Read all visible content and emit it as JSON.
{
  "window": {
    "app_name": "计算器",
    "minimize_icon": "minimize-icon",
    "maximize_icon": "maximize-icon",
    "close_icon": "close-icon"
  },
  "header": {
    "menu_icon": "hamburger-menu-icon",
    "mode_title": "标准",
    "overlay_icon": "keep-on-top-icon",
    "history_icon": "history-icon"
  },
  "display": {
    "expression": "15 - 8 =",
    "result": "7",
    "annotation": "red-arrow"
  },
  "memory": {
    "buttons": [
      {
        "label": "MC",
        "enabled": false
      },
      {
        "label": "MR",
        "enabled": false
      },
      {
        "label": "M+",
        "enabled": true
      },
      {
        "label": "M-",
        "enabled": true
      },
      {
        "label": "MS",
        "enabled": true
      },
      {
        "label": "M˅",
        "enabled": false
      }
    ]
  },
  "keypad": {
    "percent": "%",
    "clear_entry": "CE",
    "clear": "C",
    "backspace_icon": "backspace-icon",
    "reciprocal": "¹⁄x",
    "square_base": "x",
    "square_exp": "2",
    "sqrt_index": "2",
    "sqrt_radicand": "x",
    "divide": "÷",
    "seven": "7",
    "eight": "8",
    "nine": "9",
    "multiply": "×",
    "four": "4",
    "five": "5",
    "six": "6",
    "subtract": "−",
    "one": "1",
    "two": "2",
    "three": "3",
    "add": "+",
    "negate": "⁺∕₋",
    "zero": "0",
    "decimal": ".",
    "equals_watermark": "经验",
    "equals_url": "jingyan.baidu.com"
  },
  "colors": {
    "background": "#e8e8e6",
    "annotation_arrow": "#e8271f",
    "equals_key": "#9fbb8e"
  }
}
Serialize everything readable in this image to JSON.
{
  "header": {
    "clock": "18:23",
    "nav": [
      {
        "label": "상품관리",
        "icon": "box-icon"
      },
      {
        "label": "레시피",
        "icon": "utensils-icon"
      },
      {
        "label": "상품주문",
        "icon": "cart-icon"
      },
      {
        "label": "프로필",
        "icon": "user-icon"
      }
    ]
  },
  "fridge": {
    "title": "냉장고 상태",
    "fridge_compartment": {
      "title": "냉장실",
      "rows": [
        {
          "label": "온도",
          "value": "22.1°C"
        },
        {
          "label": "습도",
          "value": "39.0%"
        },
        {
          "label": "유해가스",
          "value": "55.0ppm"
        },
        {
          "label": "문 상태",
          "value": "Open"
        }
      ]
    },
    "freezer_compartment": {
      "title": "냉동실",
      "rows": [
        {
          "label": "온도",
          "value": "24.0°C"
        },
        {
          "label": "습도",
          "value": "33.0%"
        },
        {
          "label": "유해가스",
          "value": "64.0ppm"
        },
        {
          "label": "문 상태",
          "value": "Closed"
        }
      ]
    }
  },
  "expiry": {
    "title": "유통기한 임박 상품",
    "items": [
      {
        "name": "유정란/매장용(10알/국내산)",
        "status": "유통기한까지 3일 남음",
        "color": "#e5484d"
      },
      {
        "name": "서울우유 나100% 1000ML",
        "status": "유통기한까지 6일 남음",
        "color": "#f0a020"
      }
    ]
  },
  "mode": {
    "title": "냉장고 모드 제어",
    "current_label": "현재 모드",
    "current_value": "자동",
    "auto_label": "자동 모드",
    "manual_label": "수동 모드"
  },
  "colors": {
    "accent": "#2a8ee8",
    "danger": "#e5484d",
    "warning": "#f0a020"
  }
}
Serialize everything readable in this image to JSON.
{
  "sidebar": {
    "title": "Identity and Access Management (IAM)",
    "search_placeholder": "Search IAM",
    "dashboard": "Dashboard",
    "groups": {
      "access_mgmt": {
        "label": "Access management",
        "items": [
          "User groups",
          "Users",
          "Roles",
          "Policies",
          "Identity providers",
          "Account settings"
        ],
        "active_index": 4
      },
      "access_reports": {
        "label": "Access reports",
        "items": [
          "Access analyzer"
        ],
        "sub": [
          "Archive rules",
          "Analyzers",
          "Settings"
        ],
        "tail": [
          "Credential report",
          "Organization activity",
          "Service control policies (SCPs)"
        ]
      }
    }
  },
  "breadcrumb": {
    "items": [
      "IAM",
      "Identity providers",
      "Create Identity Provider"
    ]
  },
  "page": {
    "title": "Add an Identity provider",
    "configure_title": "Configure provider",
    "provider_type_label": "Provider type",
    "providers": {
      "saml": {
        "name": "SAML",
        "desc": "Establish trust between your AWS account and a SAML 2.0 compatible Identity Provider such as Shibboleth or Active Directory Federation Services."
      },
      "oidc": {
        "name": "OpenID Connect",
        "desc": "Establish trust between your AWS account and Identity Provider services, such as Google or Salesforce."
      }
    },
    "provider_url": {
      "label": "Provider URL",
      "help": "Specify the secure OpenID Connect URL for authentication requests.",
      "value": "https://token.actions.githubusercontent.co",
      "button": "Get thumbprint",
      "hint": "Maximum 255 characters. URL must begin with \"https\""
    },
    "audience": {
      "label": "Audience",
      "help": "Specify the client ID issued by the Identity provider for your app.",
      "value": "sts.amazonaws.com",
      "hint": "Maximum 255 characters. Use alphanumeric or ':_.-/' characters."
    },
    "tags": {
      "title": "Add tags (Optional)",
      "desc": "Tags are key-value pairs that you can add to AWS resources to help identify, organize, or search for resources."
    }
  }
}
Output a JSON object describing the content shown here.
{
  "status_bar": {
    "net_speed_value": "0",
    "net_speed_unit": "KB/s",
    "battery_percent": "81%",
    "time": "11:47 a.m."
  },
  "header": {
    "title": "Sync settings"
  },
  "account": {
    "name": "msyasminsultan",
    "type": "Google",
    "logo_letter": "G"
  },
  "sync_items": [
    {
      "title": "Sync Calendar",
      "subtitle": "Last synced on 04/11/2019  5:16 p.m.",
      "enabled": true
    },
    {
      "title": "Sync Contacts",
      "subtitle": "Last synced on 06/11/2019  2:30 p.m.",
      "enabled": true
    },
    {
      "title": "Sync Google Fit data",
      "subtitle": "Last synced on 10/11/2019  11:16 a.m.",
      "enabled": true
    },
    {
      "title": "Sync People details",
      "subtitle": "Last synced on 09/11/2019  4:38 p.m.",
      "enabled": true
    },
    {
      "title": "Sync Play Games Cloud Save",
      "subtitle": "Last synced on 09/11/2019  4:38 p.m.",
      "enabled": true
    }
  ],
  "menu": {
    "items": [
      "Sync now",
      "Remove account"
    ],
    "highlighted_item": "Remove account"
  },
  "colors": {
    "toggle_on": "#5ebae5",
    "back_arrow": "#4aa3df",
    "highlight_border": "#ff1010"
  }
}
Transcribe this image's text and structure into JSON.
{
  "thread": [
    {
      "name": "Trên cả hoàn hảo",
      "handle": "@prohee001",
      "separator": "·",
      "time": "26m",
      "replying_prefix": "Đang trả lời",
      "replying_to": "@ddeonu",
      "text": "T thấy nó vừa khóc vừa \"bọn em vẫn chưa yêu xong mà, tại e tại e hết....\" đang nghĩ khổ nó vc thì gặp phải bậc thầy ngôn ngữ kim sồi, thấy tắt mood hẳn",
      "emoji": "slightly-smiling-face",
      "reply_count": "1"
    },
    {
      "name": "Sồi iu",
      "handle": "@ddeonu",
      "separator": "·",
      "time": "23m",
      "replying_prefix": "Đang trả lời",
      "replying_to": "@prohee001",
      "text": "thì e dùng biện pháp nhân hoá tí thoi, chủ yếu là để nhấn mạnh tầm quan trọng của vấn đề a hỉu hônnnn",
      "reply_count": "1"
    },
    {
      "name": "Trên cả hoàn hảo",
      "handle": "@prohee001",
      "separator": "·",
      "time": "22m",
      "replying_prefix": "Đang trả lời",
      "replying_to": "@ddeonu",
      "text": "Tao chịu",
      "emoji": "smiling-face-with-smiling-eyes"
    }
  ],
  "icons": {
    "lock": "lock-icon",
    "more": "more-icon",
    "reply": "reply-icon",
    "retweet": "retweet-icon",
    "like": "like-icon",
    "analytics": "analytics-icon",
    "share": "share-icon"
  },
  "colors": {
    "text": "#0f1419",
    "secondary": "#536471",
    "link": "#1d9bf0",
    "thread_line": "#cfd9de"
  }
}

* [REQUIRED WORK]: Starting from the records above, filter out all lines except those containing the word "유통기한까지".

* [EXERCISE ANSWER]:
        "status": "유통기한까지 3일 남음",
        "status": "유통기한까지 6일 남음",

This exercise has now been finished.